Many of these localizations have other purposes as well. Poseidon, for example, bills itself as "the scientific GNU/Linux," while Tucunare is intended to help improve citizen involvement with government and social concerns. In the same way, many Spanish derivatives are connected to projects concerned with self-government and increasing the availability of computers in impoverished areas.
Derivatives are particularly popular for security and privacy. Many derivatives in this category are available on Live Media, because some commands need to be run with hard drive partitions unmounted, or isolated from any possible intrusion.
Among the derivatives in this category are CAINE, which specializes in computer forensics; BackTrack, a highly customizable distribution for penetration test; and Ubuntu Privacy Remix, whose goal is to provide an isolated working environment for material that you wish to protect.
The current multimedia derivatives tend to be based on Ubuntu and are often Live CD/DVDs. The best-known is Ubuntu Studio, which includes audio, graphics, and video tools, and pays special attention to support for Wacom drawing tablets and similar hardware. Other all-round multimedia derivative is Artist X, eAR OS and APODIO.
Others are more specialized. For example, the still-in-beta PC/OS includes support for a full-array of multimedia codecs, many of which are proprietary or have a questionable legal status on Linux.
This is not an exhaustive list of Debian and Ubuntu derivatives by any means. With more space, I might say something about SymphonyOS, a radically different desktop that is no longer in development, or Ichthux and ChristianUbuntu for Christians and Sabily for Moslems.
For those who are interested in migrating a business to Debian, there are CoreBiz and Univention Corporate Server; for education, there is the long-established SkoleLinux and Edubuntu, and for the blind or vision-impaired, Oralux, which installs and runs via speech synthesis.

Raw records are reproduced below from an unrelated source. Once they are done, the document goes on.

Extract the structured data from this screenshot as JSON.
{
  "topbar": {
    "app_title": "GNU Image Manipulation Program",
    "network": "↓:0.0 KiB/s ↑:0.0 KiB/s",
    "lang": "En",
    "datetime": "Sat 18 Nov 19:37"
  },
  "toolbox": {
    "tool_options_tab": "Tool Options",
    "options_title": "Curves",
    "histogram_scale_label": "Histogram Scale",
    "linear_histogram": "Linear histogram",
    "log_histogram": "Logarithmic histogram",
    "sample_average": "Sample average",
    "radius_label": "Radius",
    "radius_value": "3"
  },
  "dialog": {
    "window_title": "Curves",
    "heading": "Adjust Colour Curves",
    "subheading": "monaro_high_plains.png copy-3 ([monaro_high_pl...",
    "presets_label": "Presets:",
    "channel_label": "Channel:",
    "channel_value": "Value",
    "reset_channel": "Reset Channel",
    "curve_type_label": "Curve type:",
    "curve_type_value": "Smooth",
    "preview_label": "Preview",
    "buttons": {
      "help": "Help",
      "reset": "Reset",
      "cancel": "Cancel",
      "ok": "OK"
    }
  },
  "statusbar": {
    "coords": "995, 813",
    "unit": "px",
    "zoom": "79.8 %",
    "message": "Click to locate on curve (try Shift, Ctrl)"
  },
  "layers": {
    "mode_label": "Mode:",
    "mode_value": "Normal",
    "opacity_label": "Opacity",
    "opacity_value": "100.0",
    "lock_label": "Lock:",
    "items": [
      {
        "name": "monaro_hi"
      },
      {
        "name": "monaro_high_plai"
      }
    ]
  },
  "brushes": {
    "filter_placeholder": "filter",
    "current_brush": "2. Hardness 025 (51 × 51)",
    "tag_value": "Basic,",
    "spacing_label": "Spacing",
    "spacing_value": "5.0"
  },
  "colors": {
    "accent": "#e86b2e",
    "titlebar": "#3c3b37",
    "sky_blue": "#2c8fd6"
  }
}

Its not quite true to say that, if you can think of a specialty, then there is at least one Debian or Ubuntu derivative is designed for it. However, it is not much of an exaggeration, either. Through their hosts of derivatives, Debian and Ubuntu have an influence even greater than either has alone, or even have together. If you can't find a derivative distribution in a particular category based on Debian or Ubuntu, chances are that you won't one based on any other distribution, either.